The Decline of Our World -- Blog Action Day
Oct. 15th has been dubbed Blog Action Day, which means that bloggers worldwide are supposed to unite and take action by blogging about the environment today. No prob...
We're all aware, I think, of our changing Earth. But it continually alarms me to here how much and how fast things have been changing lately. Here're a few things I've recently read:
- Melting Ice Caps -- In the last thirty years, the Northern Ice Cap spanned from Canada to Finland. Today that has declined by 20%. Scientists predict extinction of the polar bear due to loss of habitat.
- Rising Sea Levels -- With the decline of the polar ice caps (north and south), oceans are raising at an ever faster rate. Coastal areas like Florida, New York City, Denmark and others would be reclaimed by the sea.
- Ozone Holes -- The increase in greenhouse gas production continually eats away at the Earth's ozone layer letting in harmful UV light. This exacerbates the problem and results in yet fully determined negative side effects.
- De-forestation -- The Amazon continues to be raped and pillaged. Cattle and scrub brush more important to the civilization in South America than potential disease cures and the countless species still undiscovered that go extinct before we're even aware of their presence.
- Over Fishing -- From inland lakes to our oceans, 20 of the major "food fishes" have all but disappeared. Over 70% of fish sold as "Red Snapper" are really another species. Advances in fishing technology allow us to over-consume this resource much faster than it's able to replenish.
- Coral Reef Decline -- The constant influx of fertilizer into our rivers empties into the oceans and poisons them. Coral reefs are being exterminated within years. These are reefs that are thousands of years old and take hundreds of years to grow back. Almost all of the oceans immense biodiversity is in the coral reef habitat.
- Plastic -- it's a fossil fuel bi-product, takes millions of years to biodegrade, and is our largest contributer of waste. Did you know there's a floating island of plastic in the Pacific the size of Texas? This mass won't go away and only grows bigger each day.

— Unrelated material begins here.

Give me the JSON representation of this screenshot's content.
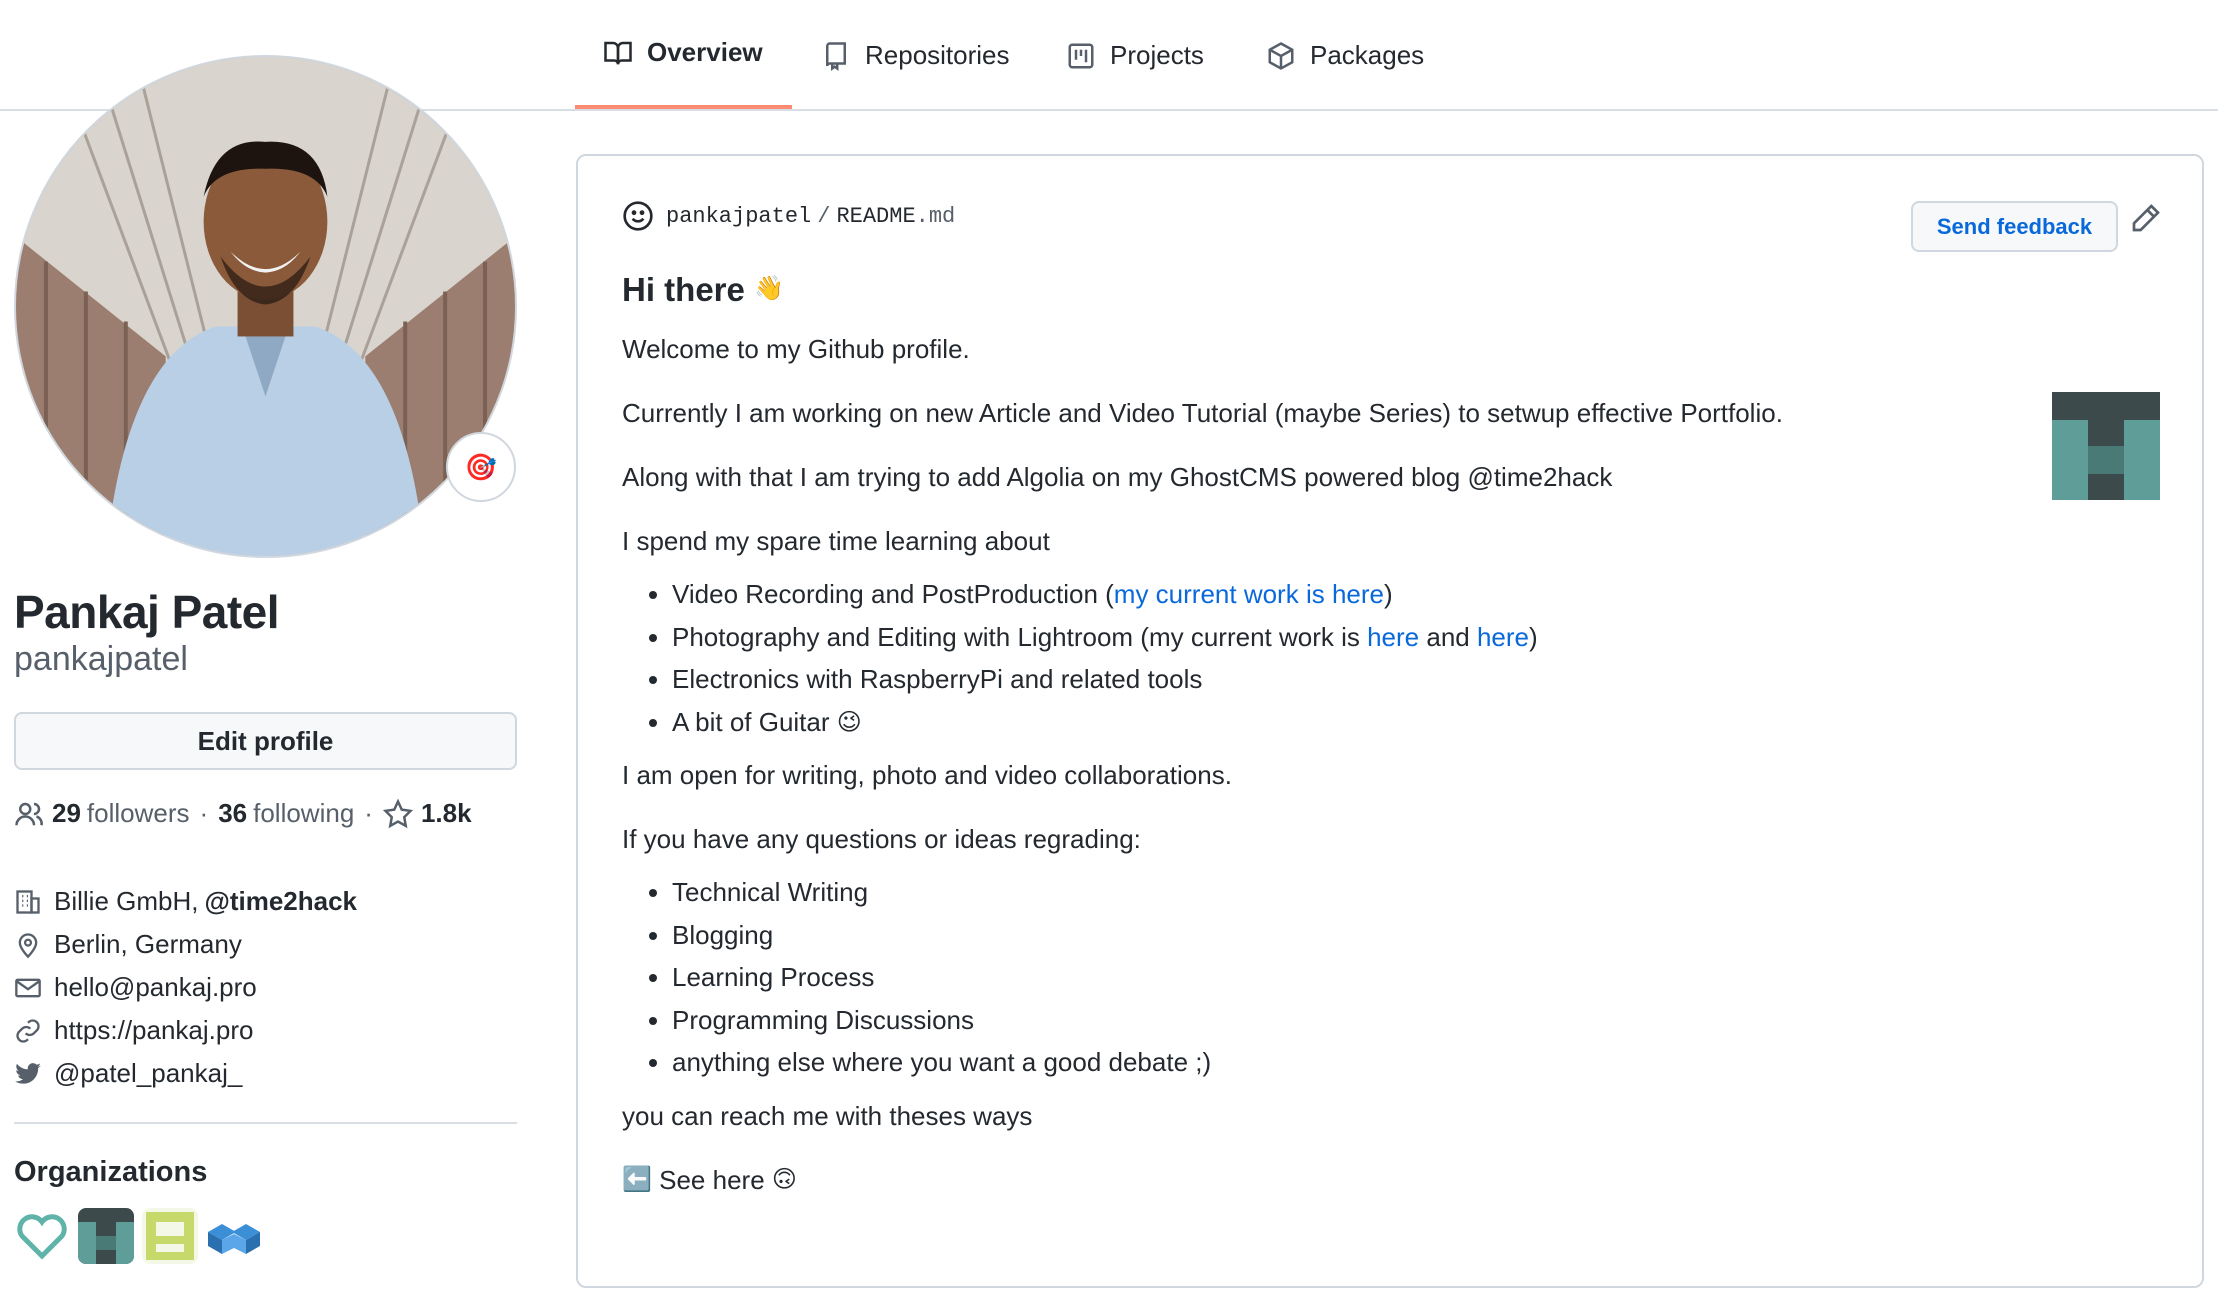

And these are just a handful of the problems we face. These issues feed on each other and are not fixable by themselves. We must take a proactive stance against all of them at once. This primarily means weaning ourselves from the consumption of fossil fuels. This step is what must be realized in order to stop our Earth's decline.
The problem as I see it, is we are a common society of instant gratification. Planning for the future is secondary to planning for today. Until we form the mindset that our future generations are more important than ourselves, I fear there's little hope.
Come on people -- prove me wrong.